Students then begin research to have a working knowledge of the following changes in their city and state:
Discuss examples of gentrification in your city.
Conduct several mini-lessons and invite city zoning commission, city planners and developers to teach students their role in affecting the formation of neighborhoods in their city. Encourage students to ask questions based on their own neighborhoods. Take anecdotal notes to assess students’ understanding and investigative thinking.
Have students form groups based on where they live in the city. Using the Seeing Reason Tool groups investigate the cause-and-effect relationships to answer the Unit Question: Why is diversity increasing or decreasing in our neighborhood?
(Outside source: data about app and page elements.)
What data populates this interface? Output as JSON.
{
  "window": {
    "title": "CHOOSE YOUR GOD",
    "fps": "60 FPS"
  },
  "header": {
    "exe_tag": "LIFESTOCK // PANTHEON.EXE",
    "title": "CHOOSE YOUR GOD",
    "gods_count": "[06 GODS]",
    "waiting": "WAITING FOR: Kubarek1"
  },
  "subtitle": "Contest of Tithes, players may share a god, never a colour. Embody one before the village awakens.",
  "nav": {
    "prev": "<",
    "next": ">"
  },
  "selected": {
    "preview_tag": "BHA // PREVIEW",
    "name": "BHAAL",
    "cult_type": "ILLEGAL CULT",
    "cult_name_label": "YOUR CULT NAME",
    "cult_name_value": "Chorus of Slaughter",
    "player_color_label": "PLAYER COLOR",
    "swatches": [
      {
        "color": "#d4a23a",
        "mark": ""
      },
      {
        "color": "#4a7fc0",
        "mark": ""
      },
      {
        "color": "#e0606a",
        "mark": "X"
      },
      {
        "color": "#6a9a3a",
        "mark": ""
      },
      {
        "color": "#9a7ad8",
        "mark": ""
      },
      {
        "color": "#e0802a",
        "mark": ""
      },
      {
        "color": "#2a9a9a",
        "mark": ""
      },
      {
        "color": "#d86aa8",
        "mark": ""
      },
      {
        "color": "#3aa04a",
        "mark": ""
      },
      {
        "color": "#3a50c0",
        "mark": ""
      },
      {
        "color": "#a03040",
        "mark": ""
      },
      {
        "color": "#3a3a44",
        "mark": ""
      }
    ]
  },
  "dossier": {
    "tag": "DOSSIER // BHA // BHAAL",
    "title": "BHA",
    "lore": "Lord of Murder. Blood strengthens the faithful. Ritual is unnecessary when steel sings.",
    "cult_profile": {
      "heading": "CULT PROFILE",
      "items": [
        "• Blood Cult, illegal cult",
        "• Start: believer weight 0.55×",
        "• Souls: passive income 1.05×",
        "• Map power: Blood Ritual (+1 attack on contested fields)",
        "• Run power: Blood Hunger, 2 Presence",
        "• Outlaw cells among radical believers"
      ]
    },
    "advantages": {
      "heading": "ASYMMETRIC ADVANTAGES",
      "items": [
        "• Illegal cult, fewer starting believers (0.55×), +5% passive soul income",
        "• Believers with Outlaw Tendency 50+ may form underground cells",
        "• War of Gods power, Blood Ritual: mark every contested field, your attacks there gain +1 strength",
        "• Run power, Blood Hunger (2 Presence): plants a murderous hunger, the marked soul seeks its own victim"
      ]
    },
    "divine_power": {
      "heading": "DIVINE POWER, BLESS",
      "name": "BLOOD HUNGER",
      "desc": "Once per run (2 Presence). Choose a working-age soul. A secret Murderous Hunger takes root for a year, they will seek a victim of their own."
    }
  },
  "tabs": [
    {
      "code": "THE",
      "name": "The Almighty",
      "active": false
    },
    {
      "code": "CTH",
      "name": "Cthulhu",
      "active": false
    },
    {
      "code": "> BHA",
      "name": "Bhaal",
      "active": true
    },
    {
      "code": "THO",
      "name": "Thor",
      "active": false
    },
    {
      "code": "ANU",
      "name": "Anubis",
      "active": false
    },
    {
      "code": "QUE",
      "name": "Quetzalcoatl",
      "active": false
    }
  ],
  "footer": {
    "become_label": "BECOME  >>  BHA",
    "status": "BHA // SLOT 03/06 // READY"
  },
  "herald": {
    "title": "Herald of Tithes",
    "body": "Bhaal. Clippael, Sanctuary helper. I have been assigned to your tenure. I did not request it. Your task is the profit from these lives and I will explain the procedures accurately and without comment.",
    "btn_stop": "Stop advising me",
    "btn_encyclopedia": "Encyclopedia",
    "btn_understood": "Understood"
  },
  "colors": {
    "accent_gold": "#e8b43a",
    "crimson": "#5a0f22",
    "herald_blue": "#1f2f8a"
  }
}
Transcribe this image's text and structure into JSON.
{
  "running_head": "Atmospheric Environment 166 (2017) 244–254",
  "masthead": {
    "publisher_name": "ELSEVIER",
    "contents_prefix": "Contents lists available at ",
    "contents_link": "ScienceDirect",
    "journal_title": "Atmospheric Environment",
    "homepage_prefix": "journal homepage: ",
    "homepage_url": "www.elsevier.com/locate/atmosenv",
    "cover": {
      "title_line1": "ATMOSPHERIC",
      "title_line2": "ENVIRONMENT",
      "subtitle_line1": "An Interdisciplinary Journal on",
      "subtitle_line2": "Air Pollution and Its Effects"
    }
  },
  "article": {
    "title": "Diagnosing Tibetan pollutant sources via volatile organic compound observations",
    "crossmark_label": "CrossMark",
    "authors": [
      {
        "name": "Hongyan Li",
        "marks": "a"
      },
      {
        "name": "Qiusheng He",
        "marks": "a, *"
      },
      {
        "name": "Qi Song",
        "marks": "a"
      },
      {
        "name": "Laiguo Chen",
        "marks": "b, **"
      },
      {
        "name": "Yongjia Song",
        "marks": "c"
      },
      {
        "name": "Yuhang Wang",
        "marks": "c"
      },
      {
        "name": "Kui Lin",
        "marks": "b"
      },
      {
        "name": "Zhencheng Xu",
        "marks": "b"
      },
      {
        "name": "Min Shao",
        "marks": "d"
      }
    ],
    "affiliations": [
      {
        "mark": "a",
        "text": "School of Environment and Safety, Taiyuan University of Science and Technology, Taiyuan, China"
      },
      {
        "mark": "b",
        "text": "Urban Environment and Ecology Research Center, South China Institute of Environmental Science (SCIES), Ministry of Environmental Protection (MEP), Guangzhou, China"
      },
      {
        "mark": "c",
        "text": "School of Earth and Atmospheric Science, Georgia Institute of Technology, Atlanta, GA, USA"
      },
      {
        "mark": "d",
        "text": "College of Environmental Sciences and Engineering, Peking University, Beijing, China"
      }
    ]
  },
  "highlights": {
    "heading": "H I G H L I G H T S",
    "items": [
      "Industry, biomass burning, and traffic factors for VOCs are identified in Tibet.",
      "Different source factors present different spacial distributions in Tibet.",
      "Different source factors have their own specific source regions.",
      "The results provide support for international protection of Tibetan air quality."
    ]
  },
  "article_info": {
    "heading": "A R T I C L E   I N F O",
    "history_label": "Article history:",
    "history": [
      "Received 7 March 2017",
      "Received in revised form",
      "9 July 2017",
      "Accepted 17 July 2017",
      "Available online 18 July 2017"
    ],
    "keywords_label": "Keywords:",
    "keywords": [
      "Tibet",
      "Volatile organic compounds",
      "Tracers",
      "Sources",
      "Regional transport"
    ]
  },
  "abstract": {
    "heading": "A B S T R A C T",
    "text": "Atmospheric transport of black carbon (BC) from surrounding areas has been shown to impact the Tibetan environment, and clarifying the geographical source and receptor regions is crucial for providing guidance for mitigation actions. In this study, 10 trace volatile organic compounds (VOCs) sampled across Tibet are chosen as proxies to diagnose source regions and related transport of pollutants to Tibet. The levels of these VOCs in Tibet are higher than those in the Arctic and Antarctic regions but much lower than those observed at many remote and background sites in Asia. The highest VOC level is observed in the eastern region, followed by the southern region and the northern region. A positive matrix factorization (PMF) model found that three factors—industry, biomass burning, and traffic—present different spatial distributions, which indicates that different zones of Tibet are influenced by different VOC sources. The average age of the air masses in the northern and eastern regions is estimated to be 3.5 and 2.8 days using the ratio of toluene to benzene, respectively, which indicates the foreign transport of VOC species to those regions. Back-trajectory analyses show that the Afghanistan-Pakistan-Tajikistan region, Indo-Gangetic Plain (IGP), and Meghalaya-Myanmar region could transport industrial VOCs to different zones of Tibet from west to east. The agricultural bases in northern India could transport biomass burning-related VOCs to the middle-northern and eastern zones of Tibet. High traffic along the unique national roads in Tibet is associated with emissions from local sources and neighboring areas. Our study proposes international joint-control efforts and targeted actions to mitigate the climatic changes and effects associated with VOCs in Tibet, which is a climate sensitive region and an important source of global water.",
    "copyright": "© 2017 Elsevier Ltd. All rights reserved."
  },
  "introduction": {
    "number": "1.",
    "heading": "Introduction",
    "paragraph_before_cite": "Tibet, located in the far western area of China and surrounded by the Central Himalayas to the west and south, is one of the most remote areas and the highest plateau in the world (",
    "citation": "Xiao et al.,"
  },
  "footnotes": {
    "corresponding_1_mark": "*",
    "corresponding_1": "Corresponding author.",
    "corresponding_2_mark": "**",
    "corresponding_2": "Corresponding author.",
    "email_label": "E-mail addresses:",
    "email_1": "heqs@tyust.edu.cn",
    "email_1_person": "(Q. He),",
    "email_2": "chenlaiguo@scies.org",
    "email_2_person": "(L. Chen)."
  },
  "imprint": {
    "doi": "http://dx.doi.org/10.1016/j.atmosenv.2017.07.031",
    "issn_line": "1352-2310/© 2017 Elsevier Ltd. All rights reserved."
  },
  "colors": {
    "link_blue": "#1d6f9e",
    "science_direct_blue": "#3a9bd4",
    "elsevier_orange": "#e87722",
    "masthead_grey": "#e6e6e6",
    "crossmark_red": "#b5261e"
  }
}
This initial use of the tool will assess their background knowledge as well as what they have learned thus far.
Using the Internet, groups now research changes and movement trends that focus on their neighborhood. Groups research the following criteria:
Students now revisit their maps to add new knowledge or reassess their thinking. Reiterations of maps can be used to assess students’ higher-order thinking and learning. The comment feature for each item can be used to track student thinking throughout the project.
To culminate, student groups create a Web site about their neighborhood based on the research criteria. Create a rubric with students to assess the Web site and student learning on the criteria stated above, as well as their responses to the Essential Question: Why do things change?
The Seeing Reason space below represents one team's investigation in this project. The map you see is functional. You can roll over the arrows to read relationships between factors, and double-click on factors and arrows to read the team's descriptions.
Project Name: Neighborhood Diversity (Click here to set up this project in your workspace)
Question: Why is diversity increasing or decreasing in our neighborhood?
Explore an interactive demo.
Grade Level: 8-12
Subject: American History
Higher-Order Thinking Skills: Cause and Effect, Investigation
Key Learnings: Demographic Shifts, Local History, Gentrification
Time Needed: 5, 45-minute sessions